**What this task involves:** Down to the last character, write out the records below.

»»

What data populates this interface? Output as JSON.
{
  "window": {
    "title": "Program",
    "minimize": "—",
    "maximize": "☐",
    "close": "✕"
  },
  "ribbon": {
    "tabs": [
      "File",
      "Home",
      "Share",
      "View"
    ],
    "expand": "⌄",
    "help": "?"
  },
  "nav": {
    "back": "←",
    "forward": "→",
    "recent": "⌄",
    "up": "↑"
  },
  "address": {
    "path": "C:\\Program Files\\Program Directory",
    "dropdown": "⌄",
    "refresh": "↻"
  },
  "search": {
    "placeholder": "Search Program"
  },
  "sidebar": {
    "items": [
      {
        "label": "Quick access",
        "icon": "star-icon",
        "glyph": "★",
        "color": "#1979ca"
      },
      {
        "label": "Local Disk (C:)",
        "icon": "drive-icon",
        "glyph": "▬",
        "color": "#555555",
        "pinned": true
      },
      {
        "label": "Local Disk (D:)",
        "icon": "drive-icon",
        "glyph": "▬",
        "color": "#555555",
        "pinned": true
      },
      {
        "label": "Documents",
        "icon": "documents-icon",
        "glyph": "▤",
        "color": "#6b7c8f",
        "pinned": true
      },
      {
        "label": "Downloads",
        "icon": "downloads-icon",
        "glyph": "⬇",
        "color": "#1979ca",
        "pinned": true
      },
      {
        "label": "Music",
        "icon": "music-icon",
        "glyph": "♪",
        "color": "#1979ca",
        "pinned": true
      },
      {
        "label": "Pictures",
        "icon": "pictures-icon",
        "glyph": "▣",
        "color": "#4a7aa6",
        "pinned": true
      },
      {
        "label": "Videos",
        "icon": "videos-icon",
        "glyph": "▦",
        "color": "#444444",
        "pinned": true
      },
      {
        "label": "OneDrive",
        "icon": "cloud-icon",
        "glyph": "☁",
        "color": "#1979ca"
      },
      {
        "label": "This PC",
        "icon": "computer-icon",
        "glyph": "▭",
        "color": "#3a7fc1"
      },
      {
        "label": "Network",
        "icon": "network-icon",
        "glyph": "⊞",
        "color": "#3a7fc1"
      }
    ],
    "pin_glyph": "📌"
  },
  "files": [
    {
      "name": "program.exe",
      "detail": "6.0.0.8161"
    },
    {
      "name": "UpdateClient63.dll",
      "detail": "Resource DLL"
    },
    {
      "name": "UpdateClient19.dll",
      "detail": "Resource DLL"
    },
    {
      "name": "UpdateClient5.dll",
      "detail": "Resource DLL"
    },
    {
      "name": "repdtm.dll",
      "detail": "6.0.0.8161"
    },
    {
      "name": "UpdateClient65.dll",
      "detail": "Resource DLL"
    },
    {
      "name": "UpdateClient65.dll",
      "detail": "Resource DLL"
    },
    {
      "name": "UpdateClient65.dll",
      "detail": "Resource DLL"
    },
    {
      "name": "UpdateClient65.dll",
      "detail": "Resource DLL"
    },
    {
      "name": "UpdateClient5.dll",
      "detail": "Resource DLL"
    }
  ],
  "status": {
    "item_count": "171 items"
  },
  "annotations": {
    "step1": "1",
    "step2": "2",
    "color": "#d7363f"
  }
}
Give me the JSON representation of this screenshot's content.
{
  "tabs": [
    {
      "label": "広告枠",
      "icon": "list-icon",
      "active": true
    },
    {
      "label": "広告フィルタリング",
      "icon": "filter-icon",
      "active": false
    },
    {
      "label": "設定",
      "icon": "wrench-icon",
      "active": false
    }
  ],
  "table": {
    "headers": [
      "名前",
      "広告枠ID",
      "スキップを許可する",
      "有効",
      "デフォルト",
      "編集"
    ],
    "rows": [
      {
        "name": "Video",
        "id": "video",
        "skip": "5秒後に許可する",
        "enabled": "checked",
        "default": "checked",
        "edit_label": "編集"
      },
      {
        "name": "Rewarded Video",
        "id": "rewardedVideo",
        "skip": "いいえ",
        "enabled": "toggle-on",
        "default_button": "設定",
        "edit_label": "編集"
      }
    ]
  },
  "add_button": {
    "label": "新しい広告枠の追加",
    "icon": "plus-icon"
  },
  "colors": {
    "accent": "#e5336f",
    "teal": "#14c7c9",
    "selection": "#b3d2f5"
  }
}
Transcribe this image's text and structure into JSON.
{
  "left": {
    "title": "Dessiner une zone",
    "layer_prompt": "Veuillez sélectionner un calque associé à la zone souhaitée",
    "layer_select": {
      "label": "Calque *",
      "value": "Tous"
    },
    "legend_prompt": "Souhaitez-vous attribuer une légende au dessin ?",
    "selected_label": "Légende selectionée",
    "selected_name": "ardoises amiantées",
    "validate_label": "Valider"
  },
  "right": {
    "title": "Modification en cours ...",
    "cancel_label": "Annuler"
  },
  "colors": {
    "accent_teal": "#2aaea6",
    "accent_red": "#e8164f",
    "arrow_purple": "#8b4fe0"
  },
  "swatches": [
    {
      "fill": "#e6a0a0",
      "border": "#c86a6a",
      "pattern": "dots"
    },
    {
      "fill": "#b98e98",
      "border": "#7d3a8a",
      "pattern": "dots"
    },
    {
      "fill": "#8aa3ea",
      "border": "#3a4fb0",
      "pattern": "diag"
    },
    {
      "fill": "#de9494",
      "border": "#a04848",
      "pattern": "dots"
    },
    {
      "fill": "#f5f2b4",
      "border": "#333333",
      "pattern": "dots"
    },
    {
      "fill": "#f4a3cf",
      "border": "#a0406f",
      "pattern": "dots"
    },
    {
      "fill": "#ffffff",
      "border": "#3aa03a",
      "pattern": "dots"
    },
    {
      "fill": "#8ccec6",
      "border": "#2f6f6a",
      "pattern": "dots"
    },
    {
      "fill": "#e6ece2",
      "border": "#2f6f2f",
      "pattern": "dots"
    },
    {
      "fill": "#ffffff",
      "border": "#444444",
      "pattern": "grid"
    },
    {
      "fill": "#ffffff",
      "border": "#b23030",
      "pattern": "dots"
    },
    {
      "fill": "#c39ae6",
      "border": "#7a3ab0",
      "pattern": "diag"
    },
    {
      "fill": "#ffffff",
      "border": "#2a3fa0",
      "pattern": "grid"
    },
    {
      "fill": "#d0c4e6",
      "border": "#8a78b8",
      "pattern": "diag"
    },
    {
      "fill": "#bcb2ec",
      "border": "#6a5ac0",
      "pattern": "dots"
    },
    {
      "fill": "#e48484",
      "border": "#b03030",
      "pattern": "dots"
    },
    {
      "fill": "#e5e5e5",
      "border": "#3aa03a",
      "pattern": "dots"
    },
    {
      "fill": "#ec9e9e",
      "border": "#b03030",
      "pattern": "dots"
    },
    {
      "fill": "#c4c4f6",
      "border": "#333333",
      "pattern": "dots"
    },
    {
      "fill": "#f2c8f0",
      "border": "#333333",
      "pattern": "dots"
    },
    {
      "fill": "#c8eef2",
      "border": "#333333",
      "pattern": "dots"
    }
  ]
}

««

**Task response:**
What data populates this interface? Output as JSON.
{
  "window": {
    "title": "Program",
    "minimize": "—",
    "maximize": "☐",
    "close": "✕"
  },
  "ribbon": {
    "tabs": [
      "File",
      "Home",
      "Share",
      "View"
    ],
    "expand": "⌄",
    "help": "?"
  },
  "nav": {
    "back": "←",
    "forward": "→",
    "recent": "⌄",
    "up": "↑"
  },
  "address": {
    "path": "C:\\Program Files\\Program Directory",
    "dropdown": "⌄",
    "refresh": "↻"
  },
  "search": {
    "placeholder": "Search Program"
  },
  "sidebar": {
    "items": [
      {
        "label": "Quick access",
        "icon": "star-icon",
        "glyph": "★",
        "color": "#1979ca"
      },
      {
        "label": "Local Disk (C:)",
        "icon": "drive-icon",
        "glyph": "▬",
        "color": "#555555",
        "pinned": true
      },
      {
        "label": "Local Disk (D:)",
        "icon": "drive-icon",
        "glyph": "▬",
        "color": "#555555",
        "pinned": true
      },
      {
        "label": "Documents",
        "icon": "documents-icon",
        "glyph": "▤",
        "color": "#6b7c8f",
        "pinned": true
      },
      {
        "label": "Downloads",
        "icon": "downloads-icon",
        "glyph": "⬇",
        "color": "#1979ca",
        "pinned": true
      },
      {
        "label": "Music",
        "icon": "music-icon",
        "glyph": "♪",
        "color": "#1979ca",
        "pinned": true
      },
      {
        "label": "Pictures",
        "icon": "pictures-icon",
        "glyph": "▣",
        "color": "#4a7aa6",
        "pinned": true
      },
      {
        "label": "Videos",
        "icon": "videos-icon",
        "glyph": "▦",
        "color": "#444444",
        "pinned": true
      },
      {
        "label": "OneDrive",
        "icon": "cloud-icon",
        "glyph": "☁",
        "color": "#1979ca"
      },
      {
        "label": "This PC",
        "icon": "computer-icon",
        "glyph": "▭",
        "color": "#3a7fc1"
      },
      {
        "label": "Network",
        "icon": "network-icon",
        "glyph": "⊞",
        "color": "#3a7fc1"
      }
    ],
    "pin_glyph": "📌"
  },
  "files": [
    {
      "name": "program.exe",
      "detail": "6.0.0.8161"
    },
    {
      "name": "UpdateClient63.dll",
      "detail": "Resource DLL"
    },
    {
      "name": "UpdateClient19.dll",
      "detail": "Resource DLL"
    },
    {
      "name": "UpdateClient5.dll",
      "detail": "Resource DLL"
    },
    {
      "name": "repdtm.dll",
      "detail": "6.0.0.8161"
    },
    {
      "name": "UpdateClient65.dll",
      "detail": "Resource DLL"
    },
    {
      "name": "UpdateClient65.dll",
      "detail": "Resource DLL"
    },
    {
      "name": "UpdateClient65.dll",
      "detail": "Resource DLL"
    },
    {
      "name": "UpdateClient65.dll",
      "detail": "Resource DLL"
    },
    {
      "name": "UpdateClient5.dll",
      "detail": "Resource DLL"
    }
  ],
  "status": {
    "item_count": "171 items"
  },
  "annotations": {
    "step1": "1",
    "step2": "2",
    "color": "#d7363f"
  }
}
Give me the JSON representation of this screenshot's content.
{
  "tabs": [
    {
      "label": "広告枠",
      "icon": "list-icon",
      "active": true
    },
    {
      "label": "広告フィルタリング",
      "icon": "filter-icon",
      "active": false
    },
    {
      "label": "設定",
      "icon": "wrench-icon",
      "active": false
    }
  ],
  "table": {
    "headers": [
      "名前",
      "広告枠ID",
      "スキップを許可する",
      "有効",
      "デフォルト",
      "編集"
    ],
    "rows": [
      {
        "name": "Video",
        "id": "video",
        "skip": "5秒後に許可する",
        "enabled": "checked",
        "default": "checked",
        "edit_label": "編集"
      },
      {
        "name": "Rewarded Video",
        "id": "rewardedVideo",
        "skip": "いいえ",
        "enabled": "toggle-on",
        "default_button": "設定",
        "edit_label": "編集"
      }
    ]
  },
  "add_button": {
    "label": "新しい広告枠の追加",
    "icon": "plus-icon"
  },
  "colors": {
    "accent": "#e5336f",
    "teal": "#14c7c9",
    "selection": "#b3d2f5"
  }
}
Transcribe this image's text and structure into JSON.
{
  "left": {
    "title": "Dessiner une zone",
    "layer_prompt": "Veuillez sélectionner un calque associé à la zone souhaitée",
    "layer_select": {
      "label": "Calque *",
      "value": "Tous"
    },
    "legend_prompt": "Souhaitez-vous attribuer une légende au dessin ?",
    "selected_label": "Légende selectionée",
    "selected_name": "ardoises amiantées",
    "validate_label": "Valider"
  },
  "right": {
    "title": "Modification en cours ...",
    "cancel_label": "Annuler"
  },
  "colors": {
    "accent_teal": "#2aaea6",
    "accent_red": "#e8164f",
    "arrow_purple": "#8b4fe0"
  },
  "swatches": [
    {
      "fill": "#e6a0a0",
      "border": "#c86a6a",
      "pattern": "dots"
    },
    {
      "fill": "#b98e98",
      "border": "#7d3a8a",
      "pattern": "dots"
    },
    {
      "fill": "#8aa3ea",
      "border": "#3a4fb0",
      "pattern": "diag"
    },
    {
      "fill": "#de9494",
      "border": "#a04848",
      "pattern": "dots"
    },
    {
      "fill": "#f5f2b4",
      "border": "#333333",
      "pattern": "dots"
    },
    {
      "fill": "#f4a3cf",
      "border": "#a0406f",
      "pattern": "dots"
    },
    {
      "fill": "#ffffff",
      "border": "#3aa03a",
      "pattern": "dots"
    },
    {
      "fill": "#8ccec6",
      "border": "#2f6f6a",
      "pattern": "dots"
    },
    {
      "fill": "#e6ece2",
      "border": "#2f6f2f",
      "pattern": "dots"
    },
    {
      "fill": "#ffffff",
      "border": "#444444",
      "pattern": "grid"
    },
    {
      "fill": "#ffffff",
      "border": "#b23030",
      "pattern": "dots"
    },
    {
      "fill": "#c39ae6",
      "border": "#7a3ab0",
      "pattern": "diag"
    },
    {
      "fill": "#ffffff",
      "border": "#2a3fa0",
      "pattern": "grid"
    },
    {
      "fill": "#d0c4e6",
      "border": "#8a78b8",
      "pattern": "diag"
    },
    {
      "fill": "#bcb2ec",
      "border": "#6a5ac0",
      "pattern": "dots"
    },
    {
      "fill": "#e48484",
      "border": "#b03030",
      "pattern": "dots"
    },
    {
      "fill": "#e5e5e5",
      "border": "#3aa03a",
      "pattern": "dots"
    },
    {
      "fill": "#ec9e9e",
      "border": "#b03030",
      "pattern": "dots"
    },
    {
      "fill": "#c4c4f6",
      "border": "#333333",
      "pattern": "dots"
    },
    {
      "fill": "#f2c8f0",
      "border": "#333333",
      "pattern": "dots"
    },
    {
      "fill": "#c8eef2",
      "border": "#333333",
      "pattern": "dots"
    }
  ]
}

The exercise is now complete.